**GIVEN RECORDS:**
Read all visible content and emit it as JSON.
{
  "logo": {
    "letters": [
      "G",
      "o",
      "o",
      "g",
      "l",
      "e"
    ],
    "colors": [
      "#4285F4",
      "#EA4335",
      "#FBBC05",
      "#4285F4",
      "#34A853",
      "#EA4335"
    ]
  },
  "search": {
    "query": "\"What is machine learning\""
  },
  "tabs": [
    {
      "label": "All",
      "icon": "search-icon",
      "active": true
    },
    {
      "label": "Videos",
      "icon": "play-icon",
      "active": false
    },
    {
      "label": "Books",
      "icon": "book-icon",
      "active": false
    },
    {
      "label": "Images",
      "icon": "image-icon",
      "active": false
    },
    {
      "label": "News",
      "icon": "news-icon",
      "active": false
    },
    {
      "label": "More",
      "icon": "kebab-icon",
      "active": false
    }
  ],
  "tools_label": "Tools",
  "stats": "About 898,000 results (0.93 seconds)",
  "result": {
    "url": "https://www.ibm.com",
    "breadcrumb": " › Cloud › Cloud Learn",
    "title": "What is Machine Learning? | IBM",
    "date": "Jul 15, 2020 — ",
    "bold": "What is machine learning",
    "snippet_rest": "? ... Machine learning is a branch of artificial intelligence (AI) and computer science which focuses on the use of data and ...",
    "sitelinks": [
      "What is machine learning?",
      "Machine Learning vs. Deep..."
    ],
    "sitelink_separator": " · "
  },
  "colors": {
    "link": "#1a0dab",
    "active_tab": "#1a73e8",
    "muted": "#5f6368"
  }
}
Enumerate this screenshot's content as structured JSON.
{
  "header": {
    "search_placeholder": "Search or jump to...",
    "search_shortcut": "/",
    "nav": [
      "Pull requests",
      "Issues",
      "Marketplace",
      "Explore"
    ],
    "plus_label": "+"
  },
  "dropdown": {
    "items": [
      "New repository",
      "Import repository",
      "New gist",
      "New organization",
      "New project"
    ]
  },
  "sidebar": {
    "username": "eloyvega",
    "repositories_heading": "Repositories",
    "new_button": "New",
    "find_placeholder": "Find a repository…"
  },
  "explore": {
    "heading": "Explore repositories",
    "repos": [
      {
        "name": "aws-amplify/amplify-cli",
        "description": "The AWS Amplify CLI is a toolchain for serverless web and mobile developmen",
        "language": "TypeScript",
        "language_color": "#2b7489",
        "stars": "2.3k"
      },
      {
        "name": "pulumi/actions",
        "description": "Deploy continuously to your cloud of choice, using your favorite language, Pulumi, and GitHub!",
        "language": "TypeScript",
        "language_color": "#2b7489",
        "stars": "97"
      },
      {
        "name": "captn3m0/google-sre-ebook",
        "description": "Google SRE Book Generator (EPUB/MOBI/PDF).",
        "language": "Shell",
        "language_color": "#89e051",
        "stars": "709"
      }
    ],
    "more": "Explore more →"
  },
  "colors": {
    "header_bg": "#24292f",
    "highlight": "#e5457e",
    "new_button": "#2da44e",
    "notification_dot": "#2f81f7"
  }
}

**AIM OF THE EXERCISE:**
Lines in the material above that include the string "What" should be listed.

**THE COMPLETED TASK:**
    "query": "\"What is machine learning\""
    "title": "What is Machine Learning? | IBM",
    "bold": "What is machine learning",
      "What is machine learning?",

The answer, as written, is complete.